One thing that is often under-emphasised in high school creative writing is the editing process. This guide was designed for an elective subject where we had a lot more time than the usual English class, but it may be helpful for those running writing clubs, the NSW Extension II course, or to modify for classroom use. It's in 5 parts: Plot, Voice & POV, Descriptions, Pacing & Consistency, and Polishing & Feedback. Originally, there was a lot more white space (for students to write their notes in). Printable PDF versions are available on request.
At the end of my last post about “show don’t tell”, I mentioned that the maxim is a useful “rule” when writing emotion. So in this post, I want to highlight some ways that you (or your students) can show emotion in your writing.
"Show don't tell" is one of those writing maxims that gets thrown around with little explanation. Scribophile Academy has a good article on it here. It's true that "telling" the entire way through your story is uninteresting and doesn't immerse the reader in your story. On the flip-side, "showing" every. single. thing. is very time consuming and not always that effective - especially if you've got a limited word count to work in.
Back in primary school, I learnt this about narrative writing: There's an orientation (setting the scene), a complication and a resolution (where the complication is solved). Sound familiar?
Then, in high school, I learnt the same thing, before moving on to maxims like "show, don't tell" (more on that later) and techniques like dialogue and metaphor. I learnt how to write good sentences, maybe even good paragraphs.
The thing that was missing - and it's an absolutely crucial thing - was how to create a plot. We moved straight from structure to technique, without much consideration of content. Students are learning how to write a story, sure. Are they learning how to write an interesting story?
This post was prompted by a discussion about the compulsory creative writing part of the HSC exam and how we can get kids to practise writing, even when it's not an area of interest or strength for them.

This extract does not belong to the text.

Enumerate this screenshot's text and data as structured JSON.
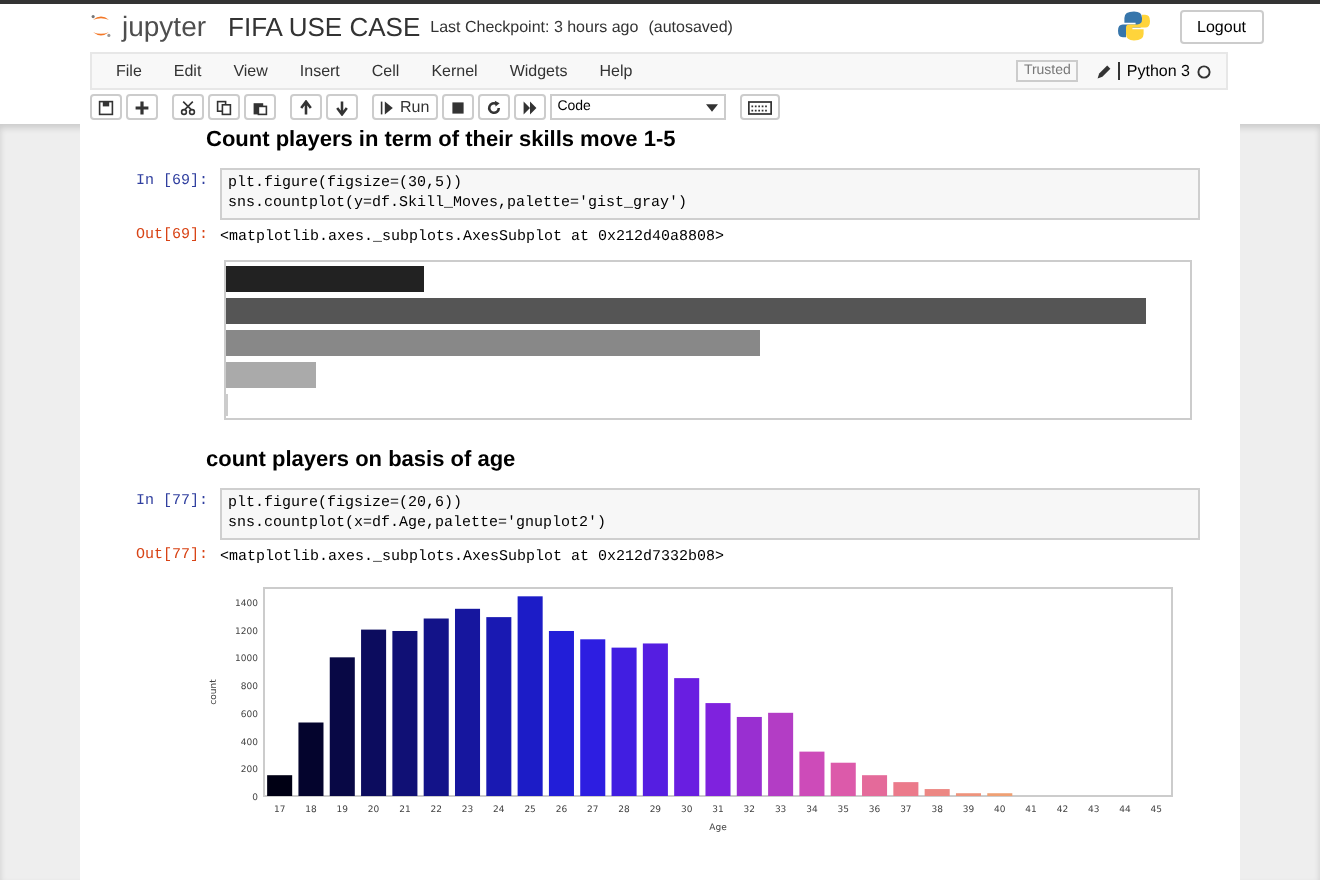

Writers don't all do the same thing. I've had other writers recommend creative writing books to me that I hated, and over on Scribophile the "plotter vs pantser" debate is second only to the "self-publish vs traditionally publish" one. It's important to note that while there might be writing or editing "rules", there are no rules for the creative process. So with that in mind, I'm including exercises that encourage whatever existing creativity is there and teach skills, rather than a beginning-to-end process.